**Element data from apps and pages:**
Start of Block

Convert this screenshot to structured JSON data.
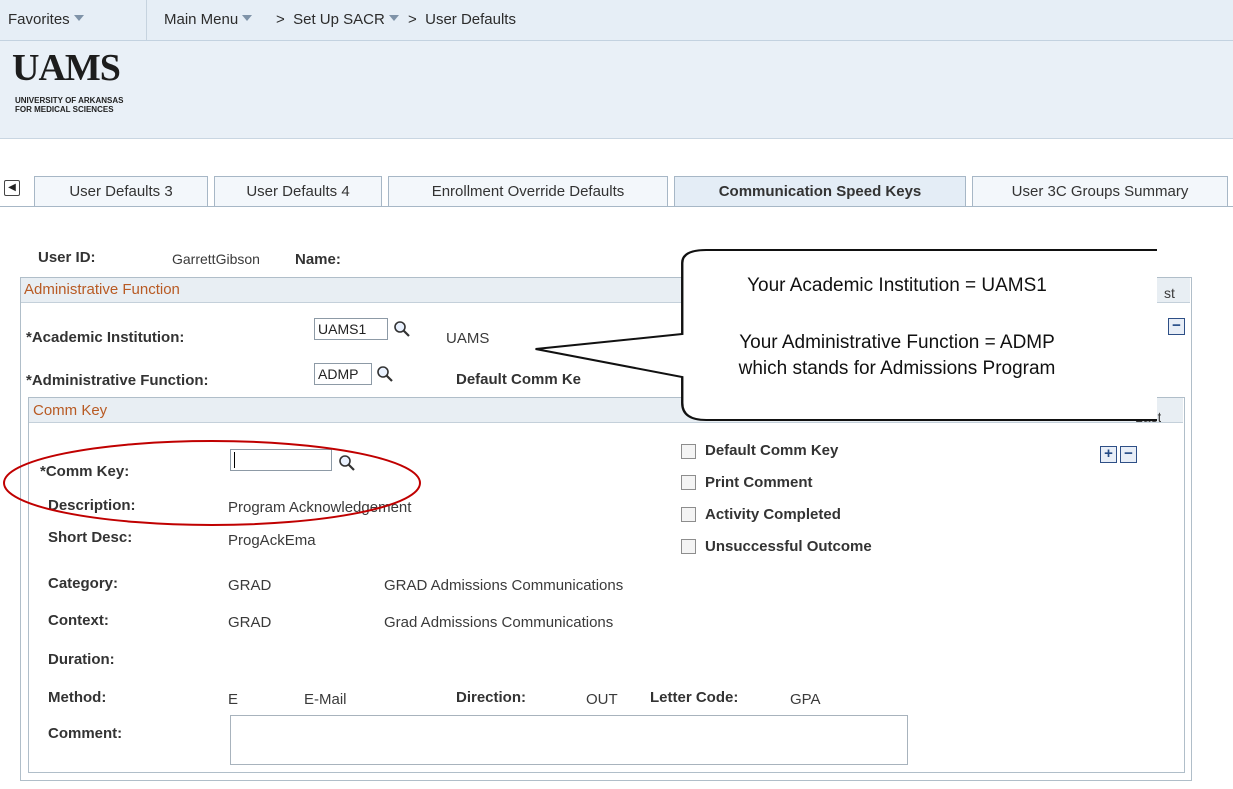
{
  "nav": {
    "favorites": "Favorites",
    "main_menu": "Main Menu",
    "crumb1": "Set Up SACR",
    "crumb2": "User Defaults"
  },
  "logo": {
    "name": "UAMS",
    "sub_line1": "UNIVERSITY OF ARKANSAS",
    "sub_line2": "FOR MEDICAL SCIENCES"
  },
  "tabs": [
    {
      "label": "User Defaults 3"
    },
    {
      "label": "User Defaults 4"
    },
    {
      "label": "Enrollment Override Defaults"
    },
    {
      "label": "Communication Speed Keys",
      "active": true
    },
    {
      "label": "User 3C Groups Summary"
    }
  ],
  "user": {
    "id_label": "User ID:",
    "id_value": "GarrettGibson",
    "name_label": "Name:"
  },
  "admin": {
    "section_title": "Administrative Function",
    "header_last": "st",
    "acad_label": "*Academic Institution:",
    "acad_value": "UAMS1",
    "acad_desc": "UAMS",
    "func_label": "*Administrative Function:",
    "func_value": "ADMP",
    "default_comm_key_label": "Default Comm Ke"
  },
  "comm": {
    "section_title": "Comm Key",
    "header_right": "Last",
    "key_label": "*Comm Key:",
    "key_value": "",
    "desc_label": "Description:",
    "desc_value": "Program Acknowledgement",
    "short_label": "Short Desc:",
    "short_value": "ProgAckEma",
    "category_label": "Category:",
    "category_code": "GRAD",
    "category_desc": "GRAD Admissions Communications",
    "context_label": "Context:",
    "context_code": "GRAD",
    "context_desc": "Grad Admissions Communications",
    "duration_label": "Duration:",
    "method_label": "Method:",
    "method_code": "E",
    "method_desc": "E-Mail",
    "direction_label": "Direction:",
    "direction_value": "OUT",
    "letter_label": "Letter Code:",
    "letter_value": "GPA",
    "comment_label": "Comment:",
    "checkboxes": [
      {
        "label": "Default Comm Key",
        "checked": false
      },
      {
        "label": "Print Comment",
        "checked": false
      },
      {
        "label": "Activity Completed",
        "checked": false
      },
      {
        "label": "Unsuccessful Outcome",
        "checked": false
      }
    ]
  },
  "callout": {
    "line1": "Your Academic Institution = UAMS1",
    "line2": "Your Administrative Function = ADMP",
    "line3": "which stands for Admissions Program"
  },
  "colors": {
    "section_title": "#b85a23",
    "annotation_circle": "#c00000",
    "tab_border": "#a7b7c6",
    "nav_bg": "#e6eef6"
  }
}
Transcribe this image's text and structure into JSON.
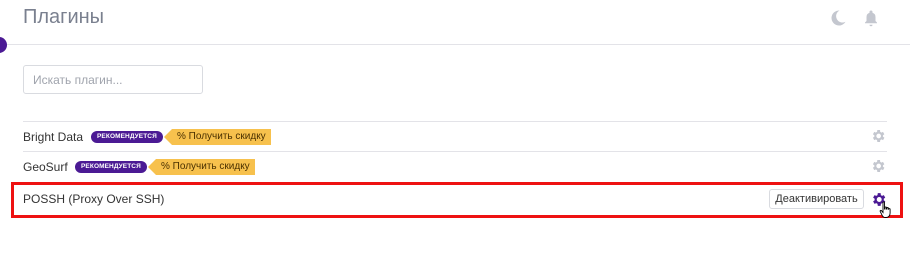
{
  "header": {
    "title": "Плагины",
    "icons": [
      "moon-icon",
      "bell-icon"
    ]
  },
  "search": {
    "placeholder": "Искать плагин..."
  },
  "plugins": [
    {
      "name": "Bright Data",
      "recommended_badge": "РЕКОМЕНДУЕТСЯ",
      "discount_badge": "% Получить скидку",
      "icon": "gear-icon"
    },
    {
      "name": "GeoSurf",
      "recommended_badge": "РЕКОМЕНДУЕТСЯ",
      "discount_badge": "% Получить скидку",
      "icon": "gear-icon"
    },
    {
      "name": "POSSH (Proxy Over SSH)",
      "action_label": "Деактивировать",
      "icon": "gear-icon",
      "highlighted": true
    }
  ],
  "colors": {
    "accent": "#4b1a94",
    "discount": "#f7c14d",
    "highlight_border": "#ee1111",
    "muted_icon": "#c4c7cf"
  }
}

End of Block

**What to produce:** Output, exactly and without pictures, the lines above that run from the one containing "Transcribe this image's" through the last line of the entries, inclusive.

**Your solution:**
Transcribe this image's text and structure into JSON.
{
  "header": {
    "title": "Плагины",
    "icons": [
      "moon-icon",
      "bell-icon"
    ]
  },
  "search": {
    "placeholder": "Искать плагин..."
  },
  "plugins": [
    {
      "name": "Bright Data",
      "recommended_badge": "РЕКОМЕНДУЕТСЯ",
      "discount_badge": "% Получить скидку",
      "icon": "gear-icon"
    },
    {
      "name": "GeoSurf",
      "recommended_badge": "РЕКОМЕНДУЕТСЯ",
      "discount_badge": "% Получить скидку",
      "icon": "gear-icon"
    },
    {
      "name": "POSSH (Proxy Over SSH)",
      "action_label": "Деактивировать",
      "icon": "gear-icon",
      "highlighted": true
    }
  ],
  "colors": {
    "accent": "#4b1a94",
    "discount": "#f7c14d",
    "highlight_border": "#ee1111",
    "muted_icon": "#c4c7cf"
  }
}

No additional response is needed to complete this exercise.